Required work — In the data below, find every line that has the string "Sonst", and copy it.

** Extracted records follows **

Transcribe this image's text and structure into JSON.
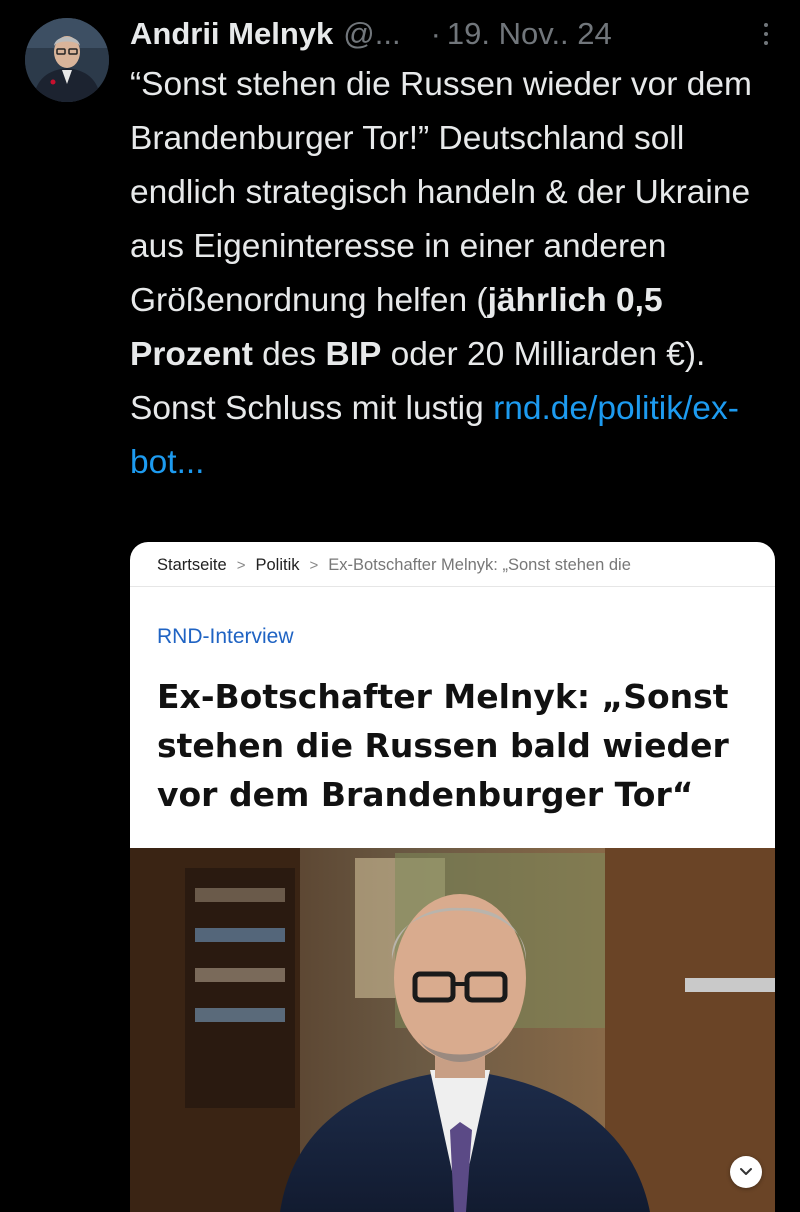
{
  "tweet": {
    "author_name": "Andrii Melnyk",
    "author_handle": "@...",
    "separator": "·",
    "date": "19. Nov.. 24",
    "text_1": "“Sonst stehen die Russen wieder vor dem Brandenburger Tor!” Deutschland soll endlich strategisch handeln & der Ukraine aus Eigeninteresse in einer anderen Größenordnung helfen (",
    "text_bold_1": "jährlich 0,5 Prozent",
    "text_2": " des ",
    "text_bold_2": "BIP",
    "text_3": " oder 20 Milliarden €). Sonst Schluss mit lustig ",
    "link": "rnd.de/politik/ex-bot..."
  },
  "card": {
    "breadcrumb": [
      "Startseite",
      "Politik",
      "Ex-Botschafter Melnyk: „Sonst stehen die"
    ],
    "breadcrumb_separator": ">",
    "kicker": "RND-Interview",
    "headline": "Ex-Botschafter Melnyk: „Sonst stehen die Russen bald wieder vor dem Brandenburger Tor“"
  },
  "icons": {
    "more": "more-options-icon",
    "expand": "chevron-down-icon"
  },
  "colors": {
    "background": "#000000",
    "text": "#e7e9ea",
    "muted": "#71767b",
    "link": "#1d9bf0",
    "kicker": "#1f63c3"
  }
}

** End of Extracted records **

Response for this exercise —
    "text_1": "“Sonst stehen die Russen wieder vor dem Brandenburger Tor!” Deutschland soll endlich strategisch handeln & der Ukraine aus Eigeninteresse in einer anderen Größenordnung helfen (",
    "text_3": " oder 20 Milliarden €). Sonst Schluss mit lustig ",
      "Ex-Botschafter Melnyk: „Sonst stehen die"
    "headline": "Ex-Botschafter Melnyk: „Sonst stehen die Russen bald wieder vor dem Brandenburger Tor“"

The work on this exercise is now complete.